Entries from a dataset of interfaces:
———

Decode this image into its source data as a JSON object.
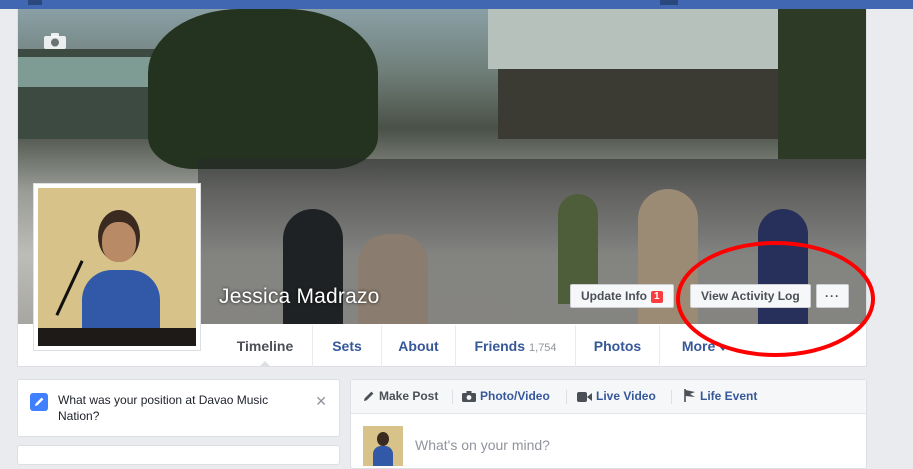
{
  "profile": {
    "name": "Jessica Madrazo",
    "update_info_label": "Update Info",
    "update_info_badge": "1",
    "activity_log_label": "View Activity Log",
    "more_options_label": "···"
  },
  "tabs": [
    {
      "label": "Timeline",
      "count": ""
    },
    {
      "label": "Sets",
      "count": ""
    },
    {
      "label": "About",
      "count": ""
    },
    {
      "label": "Friends",
      "count": "1,754"
    },
    {
      "label": "Photos",
      "count": ""
    },
    {
      "label": "More",
      "count": ""
    }
  ],
  "question_card": {
    "text": "What was your position at Davao Music Nation?",
    "close": "✕"
  },
  "composer": {
    "make_post": "Make Post",
    "photo_video": "Photo/Video",
    "live_video": "Live Video",
    "life_event": "Life Event",
    "placeholder": "What's on your mind?"
  },
  "icons": {
    "camera": "camera-icon",
    "pencil": "pencil-icon",
    "photo": "camera-icon",
    "video": "video-icon",
    "flag": "flag-icon",
    "caret": "caret-down-icon"
  },
  "colors": {
    "brand": "#4267b2",
    "link": "#365899",
    "annotation": "#ff0000",
    "badge": "#fa3e3e"
  }
}
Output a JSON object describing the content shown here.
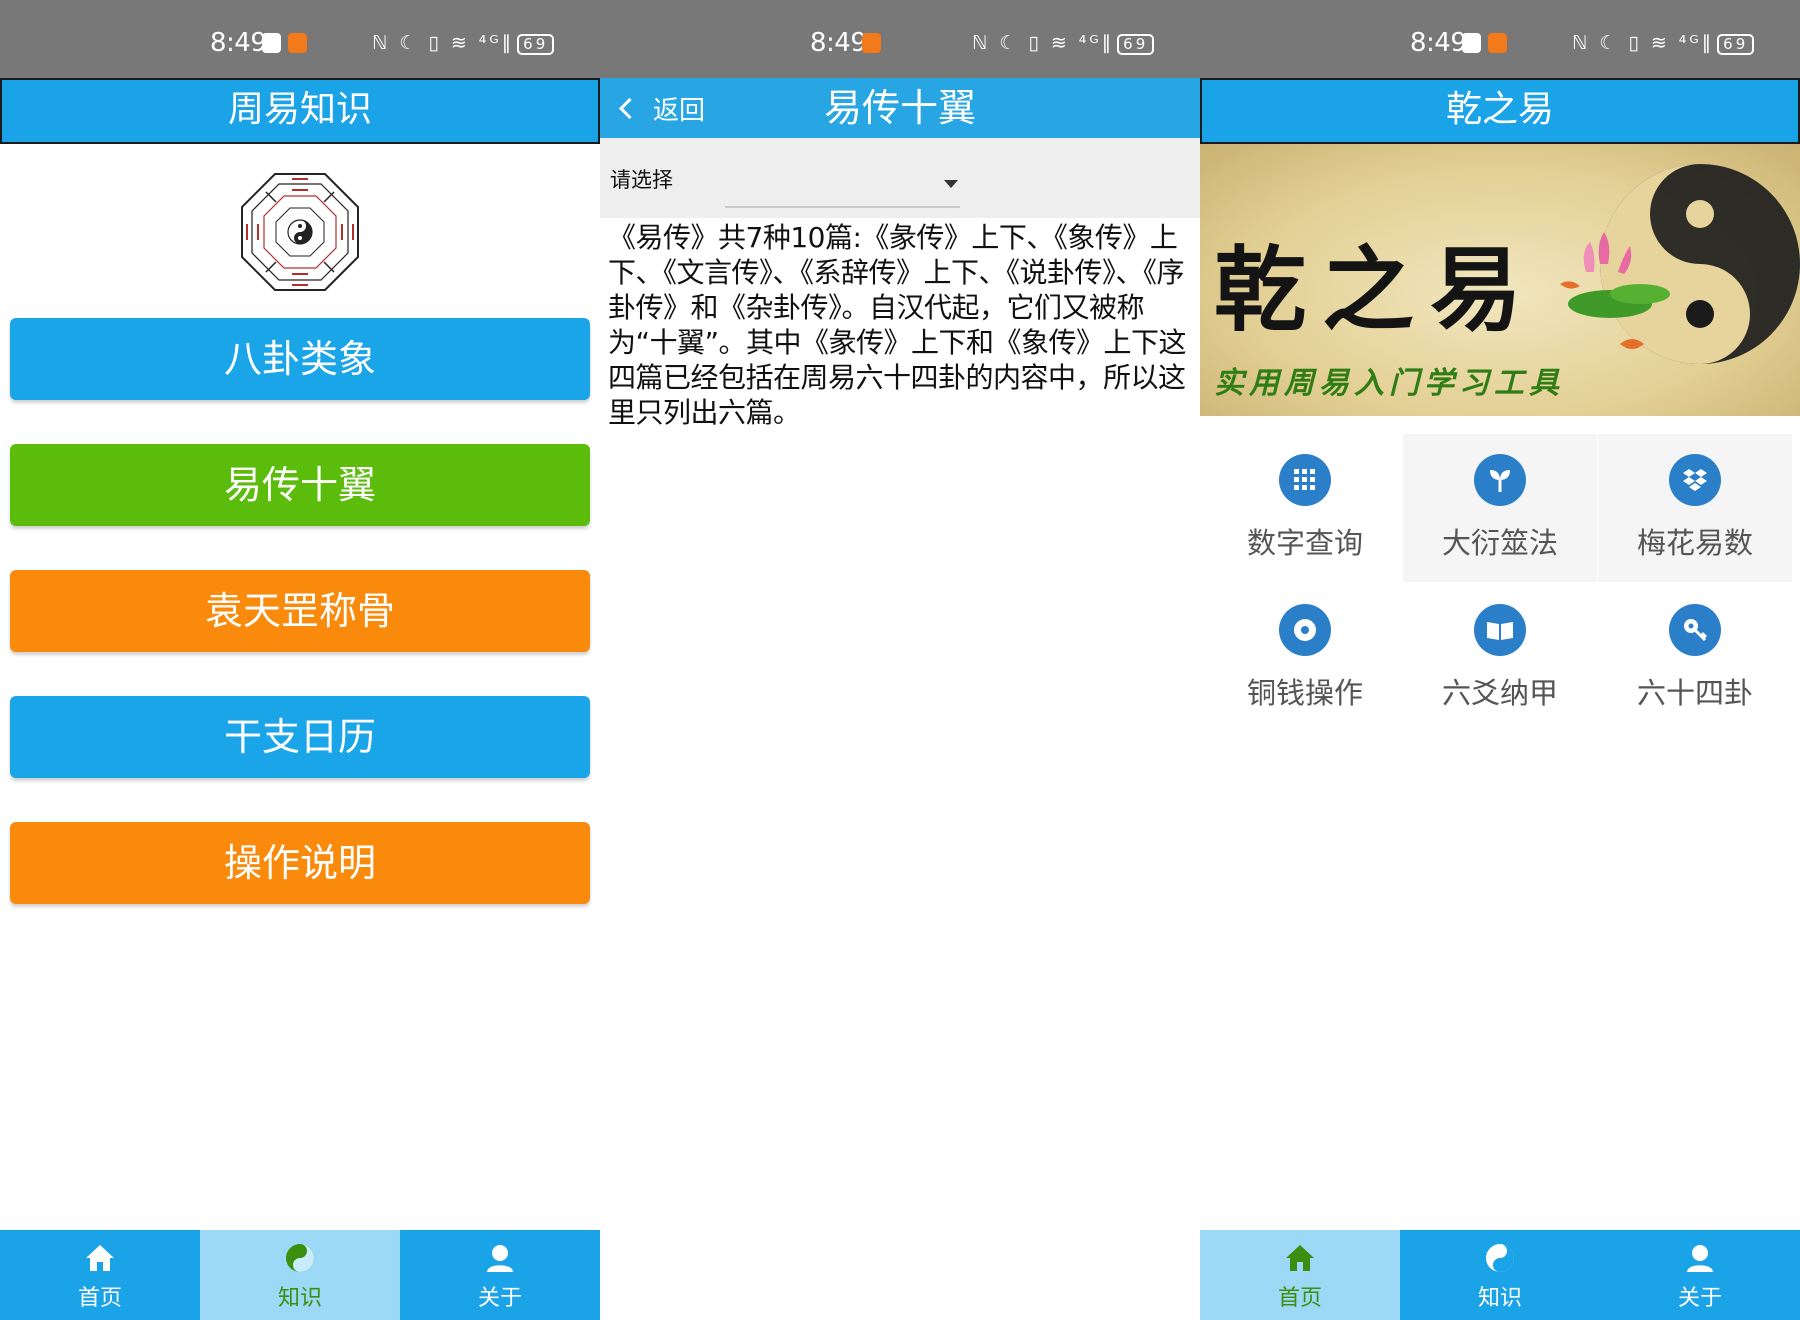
{
  "status_bar": {
    "time": "8:49",
    "icons": "ℕ ☾ ▯ ≋ ⁴ᴳ∥",
    "battery": "69"
  },
  "panel1": {
    "title": "周易知识",
    "buttons": [
      "八卦类象",
      "易传十翼",
      "袁天罡称骨",
      "干支日历",
      "操作说明"
    ]
  },
  "panel2": {
    "back_label": "返回",
    "title": "易传十翼",
    "select_placeholder": "请选择",
    "article": "《易传》共7种10篇:《彖传》上下、《象传》上下、《文言传》、《系辞传》上下、《说卦传》、《序卦传》和《杂卦传》。自汉代起，它们又被称为“十翼”。其中《彖传》上下和《象传》上下这四篇已经包括在周易六十四卦的内容中，所以这里只列出六篇。"
  },
  "panel3": {
    "title": "乾之易",
    "banner_title": "乾之易",
    "banner_subtitle": "实用周易入门学习工具",
    "grid": [
      {
        "label": "数字查询",
        "icon": "keypad-icon"
      },
      {
        "label": "大衍筮法",
        "icon": "sprout-icon"
      },
      {
        "label": "梅花易数",
        "icon": "dropbox-icon"
      },
      {
        "label": "铜钱操作",
        "icon": "coin-icon"
      },
      {
        "label": "六爻纳甲",
        "icon": "book-icon"
      },
      {
        "label": "六十四卦",
        "icon": "key-icon"
      }
    ]
  },
  "tabs": [
    "首页",
    "知识",
    "关于"
  ],
  "colors": {
    "status_bar": "#787878",
    "primary_blue": "#1ba3e8",
    "active_tab": "#9bd9f6",
    "active_tab_text": "#3a8f0e",
    "green": "#5cbc0c",
    "orange": "#fa8a0c",
    "icon_blue": "#2b7ec8"
  }
}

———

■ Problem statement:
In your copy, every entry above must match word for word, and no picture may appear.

■ Completed task:
Decode this image into its source data as a JSON object.
{
  "profile": {
    "name": "Jessica Madrazo",
    "update_info_label": "Update Info",
    "update_info_badge": "1",
    "activity_log_label": "View Activity Log",
    "more_options_label": "···"
  },
  "tabs": [
    {
      "label": "Timeline",
      "count": ""
    },
    {
      "label": "Sets",
      "count": ""
    },
    {
      "label": "About",
      "count": ""
    },
    {
      "label": "Friends",
      "count": "1,754"
    },
    {
      "label": "Photos",
      "count": ""
    },
    {
      "label": "More",
      "count": ""
    }
  ],
  "question_card": {
    "text": "What was your position at Davao Music Nation?",
    "close": "✕"
  },
  "composer": {
    "make_post": "Make Post",
    "photo_video": "Photo/Video",
    "live_video": "Live Video",
    "life_event": "Life Event",
    "placeholder": "What's on your mind?"
  },
  "icons": {
    "camera": "camera-icon",
    "pencil": "pencil-icon",
    "photo": "camera-icon",
    "video": "video-icon",
    "flag": "flag-icon",
    "caret": "caret-down-icon"
  },
  "colors": {
    "brand": "#4267b2",
    "link": "#365899",
    "annotation": "#ff0000",
    "badge": "#fa3e3e"
  }
}
Output a JSON object describing the content shown here.
{
  "status_bar": {
    "time": "8:49",
    "icons": "ℕ ☾ ▯ ≋ ⁴ᴳ∥",
    "battery": "69"
  },
  "panel1": {
    "title": "周易知识",
    "buttons": [
      "八卦类象",
      "易传十翼",
      "袁天罡称骨",
      "干支日历",
      "操作说明"
    ]
  },
  "panel2": {
    "back_label": "返回",
    "title": "易传十翼",
    "select_placeholder": "请选择",
    "article": "《易传》共7种10篇:《彖传》上下、《象传》上下、《文言传》、《系辞传》上下、《说卦传》、《序卦传》和《杂卦传》。自汉代起，它们又被称为“十翼”。其中《彖传》上下和《象传》上下这四篇已经包括在周易六十四卦的内容中，所以这里只列出六篇。"
  },
  "panel3": {
    "title": "乾之易",
    "banner_title": "乾之易",
    "banner_subtitle": "实用周易入门学习工具",
    "grid": [
      {
        "label": "数字查询",
        "icon": "keypad-icon"
      },
      {
        "label": "大衍筮法",
        "icon": "sprout-icon"
      },
      {
        "label": "梅花易数",
        "icon": "dropbox-icon"
      },
      {
        "label": "铜钱操作",
        "icon": "coin-icon"
      },
      {
        "label": "六爻纳甲",
        "icon": "book-icon"
      },
      {
        "label": "六十四卦",
        "icon": "key-icon"
      }
    ]
  },
  "tabs": [
    "首页",
    "知识",
    "关于"
  ],
  "colors": {
    "status_bar": "#787878",
    "primary_blue": "#1ba3e8",
    "active_tab": "#9bd9f6",
    "active_tab_text": "#3a8f0e",
    "green": "#5cbc0c",
    "orange": "#fa8a0c",
    "icon_blue": "#2b7ec8"
  }
}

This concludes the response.